**Work order**
Only the lines that contain the string "JSON" belong in the answer; pull them from the records.

Provided records below:

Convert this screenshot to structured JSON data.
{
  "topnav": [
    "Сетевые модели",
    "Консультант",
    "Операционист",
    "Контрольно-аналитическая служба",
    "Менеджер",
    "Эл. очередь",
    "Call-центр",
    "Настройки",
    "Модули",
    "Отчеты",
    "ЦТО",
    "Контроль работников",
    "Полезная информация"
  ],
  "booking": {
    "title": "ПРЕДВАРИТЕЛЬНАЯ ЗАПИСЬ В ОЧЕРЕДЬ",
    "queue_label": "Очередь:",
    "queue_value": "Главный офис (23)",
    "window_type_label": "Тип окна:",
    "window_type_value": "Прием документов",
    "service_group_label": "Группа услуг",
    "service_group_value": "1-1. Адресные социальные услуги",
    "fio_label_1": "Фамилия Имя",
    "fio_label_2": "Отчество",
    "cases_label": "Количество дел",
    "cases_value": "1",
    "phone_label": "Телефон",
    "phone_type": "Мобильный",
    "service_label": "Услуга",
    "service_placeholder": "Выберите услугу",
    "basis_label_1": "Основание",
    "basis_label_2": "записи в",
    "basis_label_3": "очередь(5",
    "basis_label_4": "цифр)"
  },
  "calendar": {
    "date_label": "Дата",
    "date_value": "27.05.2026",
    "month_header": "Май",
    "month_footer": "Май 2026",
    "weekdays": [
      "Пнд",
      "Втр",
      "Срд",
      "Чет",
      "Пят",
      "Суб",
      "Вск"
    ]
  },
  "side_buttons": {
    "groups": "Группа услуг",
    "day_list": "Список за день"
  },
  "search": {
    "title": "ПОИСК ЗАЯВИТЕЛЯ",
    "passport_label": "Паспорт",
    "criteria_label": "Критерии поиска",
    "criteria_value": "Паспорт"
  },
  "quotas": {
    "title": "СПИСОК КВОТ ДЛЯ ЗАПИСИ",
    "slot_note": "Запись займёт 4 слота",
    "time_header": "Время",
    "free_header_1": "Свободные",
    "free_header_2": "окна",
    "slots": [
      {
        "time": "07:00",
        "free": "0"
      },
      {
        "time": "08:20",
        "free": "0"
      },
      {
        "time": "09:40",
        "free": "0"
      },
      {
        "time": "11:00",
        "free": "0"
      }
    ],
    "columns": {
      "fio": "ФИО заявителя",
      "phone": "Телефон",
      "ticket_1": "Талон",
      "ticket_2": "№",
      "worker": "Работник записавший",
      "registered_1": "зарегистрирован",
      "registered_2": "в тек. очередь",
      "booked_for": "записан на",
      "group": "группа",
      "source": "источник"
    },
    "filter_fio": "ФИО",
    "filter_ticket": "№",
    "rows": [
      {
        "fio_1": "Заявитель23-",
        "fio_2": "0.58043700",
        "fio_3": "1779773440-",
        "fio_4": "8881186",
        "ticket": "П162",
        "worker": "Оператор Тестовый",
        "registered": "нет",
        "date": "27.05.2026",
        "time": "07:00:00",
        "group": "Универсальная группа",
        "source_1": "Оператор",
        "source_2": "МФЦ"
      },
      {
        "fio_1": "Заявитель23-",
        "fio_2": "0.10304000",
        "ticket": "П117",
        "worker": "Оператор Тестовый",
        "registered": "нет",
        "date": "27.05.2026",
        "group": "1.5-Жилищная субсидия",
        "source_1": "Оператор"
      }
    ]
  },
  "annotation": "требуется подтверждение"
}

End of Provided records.
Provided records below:

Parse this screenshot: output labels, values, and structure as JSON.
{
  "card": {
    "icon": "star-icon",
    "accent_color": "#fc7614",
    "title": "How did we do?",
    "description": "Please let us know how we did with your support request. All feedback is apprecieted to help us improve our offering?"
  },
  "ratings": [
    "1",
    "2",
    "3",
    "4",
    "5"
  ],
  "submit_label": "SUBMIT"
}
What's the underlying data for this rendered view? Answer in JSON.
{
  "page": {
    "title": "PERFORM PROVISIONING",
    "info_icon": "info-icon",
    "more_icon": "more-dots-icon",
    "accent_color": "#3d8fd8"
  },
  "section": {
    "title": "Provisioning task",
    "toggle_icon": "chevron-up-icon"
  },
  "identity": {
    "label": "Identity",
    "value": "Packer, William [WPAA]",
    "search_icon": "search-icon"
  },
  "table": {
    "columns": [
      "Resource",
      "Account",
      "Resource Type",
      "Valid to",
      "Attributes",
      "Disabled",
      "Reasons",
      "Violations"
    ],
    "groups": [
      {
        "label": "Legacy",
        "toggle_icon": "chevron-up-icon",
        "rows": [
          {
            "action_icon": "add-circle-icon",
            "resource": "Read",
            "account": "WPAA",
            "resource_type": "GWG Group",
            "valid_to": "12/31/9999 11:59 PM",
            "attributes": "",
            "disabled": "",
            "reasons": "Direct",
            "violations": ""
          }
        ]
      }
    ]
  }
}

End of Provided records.

**Solution to this task**
Convert this screenshot to structured JSON data.
Parse this screenshot: output labels, values, and structure as JSON.
What's the underlying data for this rendered view? Answer in JSON.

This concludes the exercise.